The Rebecca Trunk Wastewater Main marks a step forward for the microtunneling industry, showcasing the abilities of the method in conjunction with proper planning, design, construction, and management. The longest drive, at 626 m (2,053 ft), incorporated four curves and snaked through the concrete-filled box culvert, while registering a maximum jacking force of 140 tons – well below the capabilities of both the microtunneling equipment and the Decast-supplied reinforced concrete jacking pipe.
“In conjunction with the automated bentonite system and proper mud management, we were able to keep the jacking forces well below the capacity of the pipe and also the jacking force we were capable of applying” Headland said. “Ultimately, the lengths of these projects can be increased significantly. With existing technology, sound engineering, and a good understanding of the ground conditions and ground behavior, I see the industry progressively achieving longer drive lengths in the future.”
The Rebecca Trunk Wastewater Main demonstrates all that is good about the tunnel business, with sound design, open procurement for competitive pricing and intelligent review and acceptance of value engineering proposals for the betterment of the project. This collaboration with the project objectives always in mind produced a facility with a minimum of local impact, within the allocated budget and completed early for the people of the Region of Halton.

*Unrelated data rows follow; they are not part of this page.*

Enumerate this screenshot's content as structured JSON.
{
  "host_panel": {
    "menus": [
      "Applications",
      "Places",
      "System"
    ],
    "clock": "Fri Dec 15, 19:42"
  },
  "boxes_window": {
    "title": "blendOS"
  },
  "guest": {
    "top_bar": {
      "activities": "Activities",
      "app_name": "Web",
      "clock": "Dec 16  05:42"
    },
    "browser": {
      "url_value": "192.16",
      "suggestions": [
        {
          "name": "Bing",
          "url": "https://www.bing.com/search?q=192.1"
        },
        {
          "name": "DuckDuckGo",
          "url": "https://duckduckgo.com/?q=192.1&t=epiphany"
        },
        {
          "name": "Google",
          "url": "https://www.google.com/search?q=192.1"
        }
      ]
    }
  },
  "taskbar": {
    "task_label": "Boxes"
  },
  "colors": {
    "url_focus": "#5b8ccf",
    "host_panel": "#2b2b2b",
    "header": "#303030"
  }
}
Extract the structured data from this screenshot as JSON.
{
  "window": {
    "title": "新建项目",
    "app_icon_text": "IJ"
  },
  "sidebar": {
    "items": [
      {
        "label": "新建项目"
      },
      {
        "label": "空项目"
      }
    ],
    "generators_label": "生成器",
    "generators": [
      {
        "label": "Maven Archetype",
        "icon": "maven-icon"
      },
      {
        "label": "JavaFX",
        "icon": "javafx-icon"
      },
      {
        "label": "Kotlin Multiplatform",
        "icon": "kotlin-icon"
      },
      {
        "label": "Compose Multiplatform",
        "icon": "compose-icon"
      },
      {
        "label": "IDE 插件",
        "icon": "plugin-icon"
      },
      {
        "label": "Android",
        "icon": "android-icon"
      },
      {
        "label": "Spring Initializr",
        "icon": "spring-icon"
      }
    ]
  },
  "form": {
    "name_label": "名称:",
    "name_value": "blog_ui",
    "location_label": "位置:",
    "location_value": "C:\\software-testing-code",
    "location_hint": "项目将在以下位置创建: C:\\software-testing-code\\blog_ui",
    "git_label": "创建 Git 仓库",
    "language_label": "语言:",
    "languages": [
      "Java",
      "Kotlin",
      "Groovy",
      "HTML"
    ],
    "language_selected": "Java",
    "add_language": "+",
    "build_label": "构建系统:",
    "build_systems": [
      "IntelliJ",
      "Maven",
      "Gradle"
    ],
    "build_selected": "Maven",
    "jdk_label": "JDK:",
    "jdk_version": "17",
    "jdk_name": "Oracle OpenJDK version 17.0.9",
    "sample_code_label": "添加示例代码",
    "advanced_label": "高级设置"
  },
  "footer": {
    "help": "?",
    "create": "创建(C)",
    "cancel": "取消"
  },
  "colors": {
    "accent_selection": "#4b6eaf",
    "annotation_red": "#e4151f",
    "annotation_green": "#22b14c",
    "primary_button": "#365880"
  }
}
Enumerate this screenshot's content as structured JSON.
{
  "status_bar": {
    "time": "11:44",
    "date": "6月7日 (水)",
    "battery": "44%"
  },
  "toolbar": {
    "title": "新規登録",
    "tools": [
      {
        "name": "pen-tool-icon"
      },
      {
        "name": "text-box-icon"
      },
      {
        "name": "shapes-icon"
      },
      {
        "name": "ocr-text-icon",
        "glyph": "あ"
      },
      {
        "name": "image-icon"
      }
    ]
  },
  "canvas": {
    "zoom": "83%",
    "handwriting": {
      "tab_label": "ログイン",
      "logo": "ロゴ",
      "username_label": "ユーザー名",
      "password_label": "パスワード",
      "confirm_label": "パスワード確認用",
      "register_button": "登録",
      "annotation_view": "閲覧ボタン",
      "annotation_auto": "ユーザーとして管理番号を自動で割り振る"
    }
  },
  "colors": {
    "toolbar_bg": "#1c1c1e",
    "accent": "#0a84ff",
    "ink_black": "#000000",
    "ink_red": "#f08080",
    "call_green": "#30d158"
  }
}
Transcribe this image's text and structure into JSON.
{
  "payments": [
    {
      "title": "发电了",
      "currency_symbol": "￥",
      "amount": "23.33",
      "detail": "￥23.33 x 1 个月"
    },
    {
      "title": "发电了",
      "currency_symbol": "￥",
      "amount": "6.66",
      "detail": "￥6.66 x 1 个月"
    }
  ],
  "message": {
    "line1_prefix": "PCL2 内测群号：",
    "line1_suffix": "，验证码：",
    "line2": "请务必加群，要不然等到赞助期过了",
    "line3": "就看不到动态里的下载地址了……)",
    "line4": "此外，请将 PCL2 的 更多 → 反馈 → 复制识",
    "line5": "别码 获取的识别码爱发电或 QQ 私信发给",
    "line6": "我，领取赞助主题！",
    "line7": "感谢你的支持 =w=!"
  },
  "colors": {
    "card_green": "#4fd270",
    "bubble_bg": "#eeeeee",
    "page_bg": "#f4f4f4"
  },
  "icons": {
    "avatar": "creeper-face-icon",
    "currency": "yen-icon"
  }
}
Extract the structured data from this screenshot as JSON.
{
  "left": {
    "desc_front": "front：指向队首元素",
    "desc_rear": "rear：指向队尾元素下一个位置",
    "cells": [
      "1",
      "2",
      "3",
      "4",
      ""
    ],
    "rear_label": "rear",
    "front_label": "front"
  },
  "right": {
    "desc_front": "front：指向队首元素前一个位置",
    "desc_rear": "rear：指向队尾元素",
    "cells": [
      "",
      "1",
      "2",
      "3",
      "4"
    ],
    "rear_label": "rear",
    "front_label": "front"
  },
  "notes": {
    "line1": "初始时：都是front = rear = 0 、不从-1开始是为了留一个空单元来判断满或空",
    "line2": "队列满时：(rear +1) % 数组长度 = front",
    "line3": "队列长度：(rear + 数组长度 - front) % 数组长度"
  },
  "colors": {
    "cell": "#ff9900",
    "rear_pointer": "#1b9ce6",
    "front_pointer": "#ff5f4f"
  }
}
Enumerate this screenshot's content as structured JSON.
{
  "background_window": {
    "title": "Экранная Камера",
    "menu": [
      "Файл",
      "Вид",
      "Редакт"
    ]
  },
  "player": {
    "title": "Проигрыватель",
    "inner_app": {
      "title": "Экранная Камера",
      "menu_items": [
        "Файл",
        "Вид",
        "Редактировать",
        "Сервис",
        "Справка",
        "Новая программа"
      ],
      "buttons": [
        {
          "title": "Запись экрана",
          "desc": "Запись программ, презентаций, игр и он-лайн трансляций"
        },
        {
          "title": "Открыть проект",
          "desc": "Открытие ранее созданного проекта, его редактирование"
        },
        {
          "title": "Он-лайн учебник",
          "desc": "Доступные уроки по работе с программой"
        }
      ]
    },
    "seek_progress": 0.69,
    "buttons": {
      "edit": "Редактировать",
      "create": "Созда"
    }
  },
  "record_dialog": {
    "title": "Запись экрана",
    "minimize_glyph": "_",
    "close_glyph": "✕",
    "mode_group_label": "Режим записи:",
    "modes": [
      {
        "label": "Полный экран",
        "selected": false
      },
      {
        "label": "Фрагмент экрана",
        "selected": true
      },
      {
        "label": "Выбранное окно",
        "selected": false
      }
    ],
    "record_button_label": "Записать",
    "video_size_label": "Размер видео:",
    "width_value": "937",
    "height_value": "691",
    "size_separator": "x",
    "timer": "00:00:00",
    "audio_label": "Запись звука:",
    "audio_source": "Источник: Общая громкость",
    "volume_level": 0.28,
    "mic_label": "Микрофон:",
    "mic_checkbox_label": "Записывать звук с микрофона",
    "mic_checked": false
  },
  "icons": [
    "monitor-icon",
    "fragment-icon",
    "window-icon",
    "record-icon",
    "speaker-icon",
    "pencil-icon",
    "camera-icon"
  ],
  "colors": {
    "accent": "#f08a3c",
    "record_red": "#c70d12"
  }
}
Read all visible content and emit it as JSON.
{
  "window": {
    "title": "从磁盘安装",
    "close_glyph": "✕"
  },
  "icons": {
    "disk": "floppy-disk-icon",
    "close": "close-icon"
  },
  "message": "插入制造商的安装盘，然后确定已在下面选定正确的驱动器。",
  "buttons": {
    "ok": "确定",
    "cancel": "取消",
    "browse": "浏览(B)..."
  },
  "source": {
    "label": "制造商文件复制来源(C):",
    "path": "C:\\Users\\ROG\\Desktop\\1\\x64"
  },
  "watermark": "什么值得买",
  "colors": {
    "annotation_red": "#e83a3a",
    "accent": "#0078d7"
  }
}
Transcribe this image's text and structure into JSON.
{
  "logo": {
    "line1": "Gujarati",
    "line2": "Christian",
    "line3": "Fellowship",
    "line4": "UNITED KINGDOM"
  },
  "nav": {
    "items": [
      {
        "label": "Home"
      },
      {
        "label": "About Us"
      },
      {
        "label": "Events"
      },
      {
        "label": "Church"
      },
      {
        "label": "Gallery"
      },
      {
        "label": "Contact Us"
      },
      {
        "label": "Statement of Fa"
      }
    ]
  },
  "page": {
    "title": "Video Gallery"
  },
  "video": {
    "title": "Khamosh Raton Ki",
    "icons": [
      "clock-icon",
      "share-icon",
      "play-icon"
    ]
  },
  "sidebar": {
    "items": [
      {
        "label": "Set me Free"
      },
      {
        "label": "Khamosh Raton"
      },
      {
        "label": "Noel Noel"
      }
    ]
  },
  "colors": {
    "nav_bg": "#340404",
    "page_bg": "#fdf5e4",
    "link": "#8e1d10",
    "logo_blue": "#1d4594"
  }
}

“One of the keys was that the project team worked well together,” said John Grennan of Ward & Burke. “There was a project team workshop right at the beginning of the project where we could get together and express any concerns we had about the project. That help build relationships and set us off on the right foot.”